Back in Paris…
*** Will the war in Afghanistan make the world a safer place – or less safe – we wondered, 6 months ago.
*** "Classified investigations of the Qaeda threat now under way at the FBI and CIA have concluded that the war in Afghanistan failed to diminish the threat to the United States…" says a headline article in today’s International Herald Tribune. "Instead, the war might have complicated counterterrorism efforts by dispersing potential attackers across a wider geographic area."
*** More and more…day by day…we seem to be leaving a world where everything went just right for the U.S.; we enter a world where nothing does.
*** Here in France, President Chirac’s right triumphed in yesterday’s runoff election. Familiar left-wing humbugs – including the Communist party chief, Robert Hue – were booted out of the Chamber of Deputies.
*** "Thank God they’re gone," said Mr. Goupil, our plasterer. "You can’t even earn a living in France anymore without cheating… These people don’t live in the real world. They’ve never had a real job… they’ve never left Paris and wouldn’t know a cow from a chipmunk…
*** "Well, I doubt [the new government] will eliminate the wealth tax," said my accountant this morning. "But they have five years to make changes….they’ll almost certainly ease up on labor restrictions and make some tax cuts.
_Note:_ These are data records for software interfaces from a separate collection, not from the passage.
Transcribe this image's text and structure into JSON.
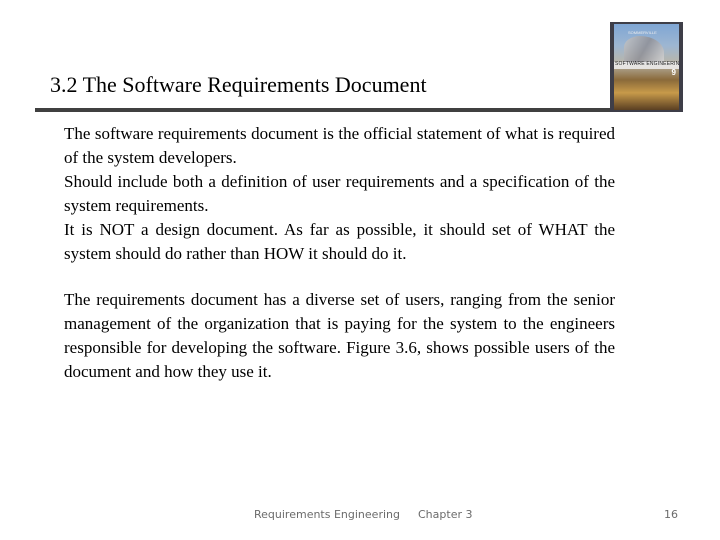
{
  "slide": {
    "title": "3.2 The Software Requirements Document",
    "cover_image": {
      "icon": "book-cover-image",
      "author": "SOMMERVILLE",
      "band_text": "SOFTWARE ENGINEERING",
      "edition": "9"
    },
    "paragraphs": [
      {
        "lines": [
          "The software requirements document is the official statement of what is required of the system developers.",
          "Should include both a definition of user requirements and a specification of the system requirements.",
          "It is NOT a design document. As far as possible, it should set of WHAT the system should do rather than HOW it should do it."
        ]
      },
      {
        "lines": [
          "The requirements document has a diverse set of users, ranging from the senior management of the organization that is paying for the system to the engineers responsible for developing the software. Figure 3.6, shows possible users of the document and how they use it."
        ]
      }
    ],
    "footer": {
      "left": "Requirements Engineering",
      "center": "Chapter 3",
      "page_number": "16"
    }
  }
}
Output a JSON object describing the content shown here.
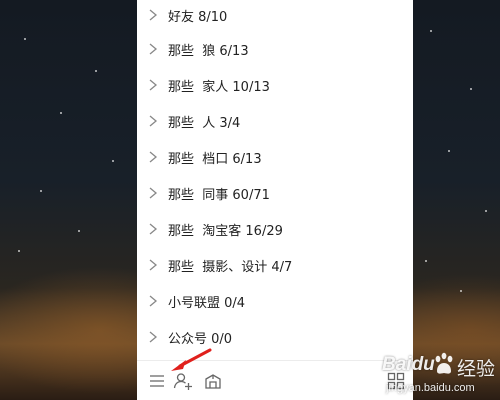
{
  "groups": [
    {
      "label": "好友 8/10"
    },
    {
      "label": "那些  狼 6/13"
    },
    {
      "label": "那些  家人 10/13"
    },
    {
      "label": "那些  人 3/4"
    },
    {
      "label": "那些  档口 6/13"
    },
    {
      "label": "那些  同事 60/71"
    },
    {
      "label": "那些  淘宝客 16/29"
    },
    {
      "label": "那些  摄影、设计 4/7"
    },
    {
      "label": "小号联盟 0/4"
    },
    {
      "label": "公众号 0/0"
    }
  ],
  "bottom_bar": {
    "icons": [
      "menu-icon",
      "add-contact-icon",
      "apps-icon",
      "grid-icon"
    ]
  },
  "watermark": {
    "brand": "Baidu",
    "site": "jingyan.baidu.com",
    "text": "经验"
  },
  "colors": {
    "annotation_arrow": "#e0201c",
    "panel": "#ffffff",
    "text": "#222222",
    "chevron": "#888888"
  }
}
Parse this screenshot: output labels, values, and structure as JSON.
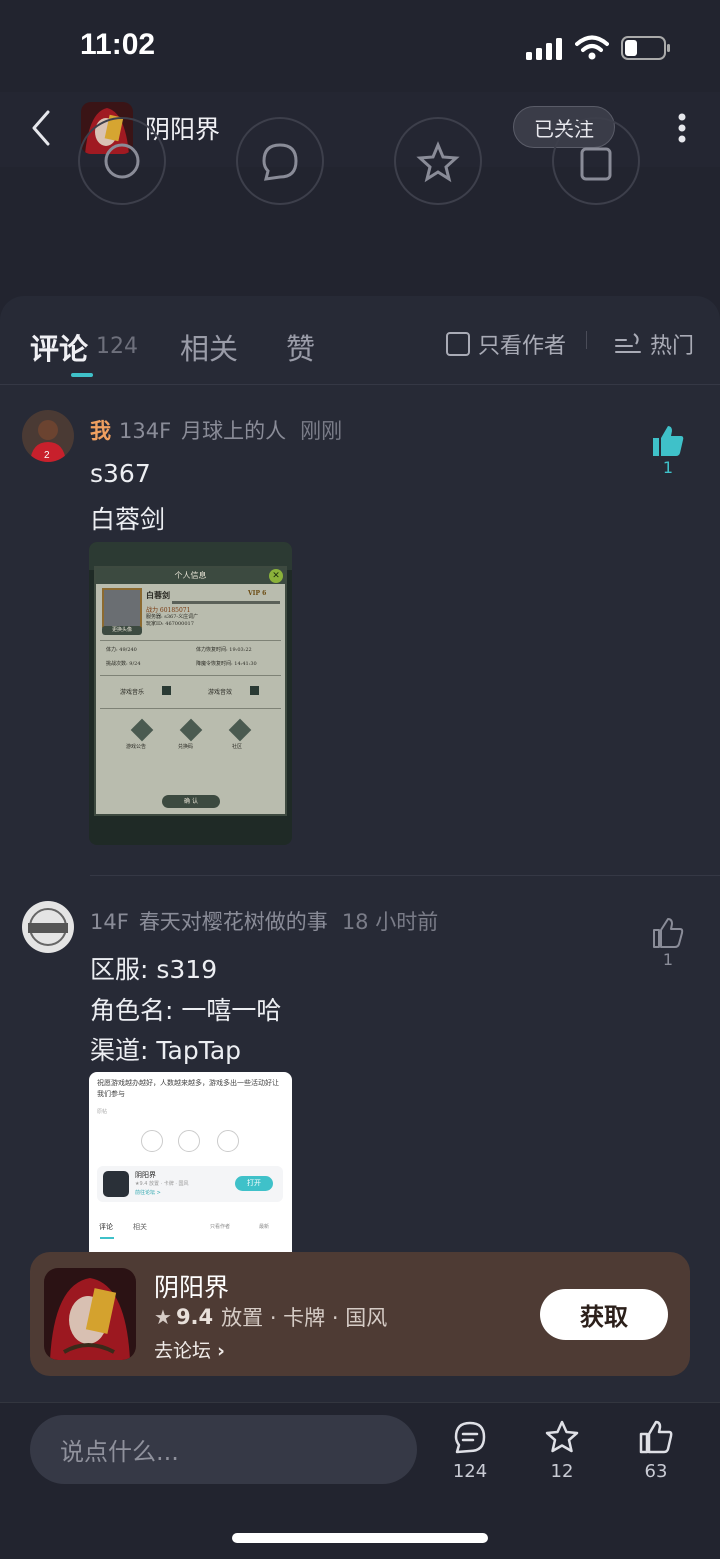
{
  "status": {
    "time": "11:02"
  },
  "header": {
    "title": "阴阳界",
    "follow_label": "已关注"
  },
  "tabs": [
    {
      "label": "评论",
      "count": "124"
    },
    {
      "label": "相关"
    },
    {
      "label": "赞"
    }
  ],
  "filters": {
    "only_author": "只看作者",
    "sort": "热门"
  },
  "comments": [
    {
      "me": "我",
      "floor": "134F",
      "user": "月球上的人",
      "time": "刚刚",
      "lines": [
        "s367",
        "白蓉剑"
      ],
      "likes": "1",
      "liked": true,
      "image": {
        "title": "个人信息",
        "name": "白蓉剑",
        "vip": "VIP 6",
        "power": "战力 60185071",
        "server": "服务器: s367-义庄词广",
        "player_id": "玩家ID: 467000017",
        "change_avatar": "更换头像",
        "stamina": "体力: 49/240",
        "challenges": "挑战次数: 9/24",
        "stamina_time": "体力恢复时间: 19:03:22",
        "challenge_time": "降魔令恢复时间: 14:41:30",
        "music": "游戏音乐",
        "sound": "游戏音效",
        "btn1": "游戏公告",
        "btn2": "兑换码",
        "btn3": "社区",
        "confirm": "确 认"
      }
    },
    {
      "floor": "14F",
      "user": "春天对樱花树做的事",
      "time": "18 小时前",
      "lines": [
        "区服: s319",
        "角色名: 一嘻一哈",
        "渠道: TapTap"
      ],
      "likes": "1",
      "liked": false,
      "image": {
        "text": "祝愿游戏越办越好，人数越来越多，游戏多出一些活动好让我们参与",
        "sub": "原帖",
        "app_name": "阴阳界",
        "app_meta": "★9.4 放置 · 卡牌 · 国风",
        "app_link": "前往论坛 >",
        "open": "打开",
        "tab1": "评论",
        "tab2": "相关",
        "only_author": "只看作者",
        "latest": "最新"
      }
    }
  ],
  "game_card": {
    "name": "阴阳界",
    "rating": "9.4",
    "tags": "放置 · 卡牌 · 国风",
    "link": "去论坛",
    "get_label": "获取"
  },
  "bottom_bar": {
    "placeholder": "说点什么...",
    "comments": "124",
    "favorites": "12",
    "likes": "63"
  },
  "colors": {
    "accent": "#3fc1c9",
    "me": "#f0a060",
    "card_bg": "#4e3b34"
  }
}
But not too much…"
*** Paris is sweating this morning. It was hot even at 7am. We dread the afternoon.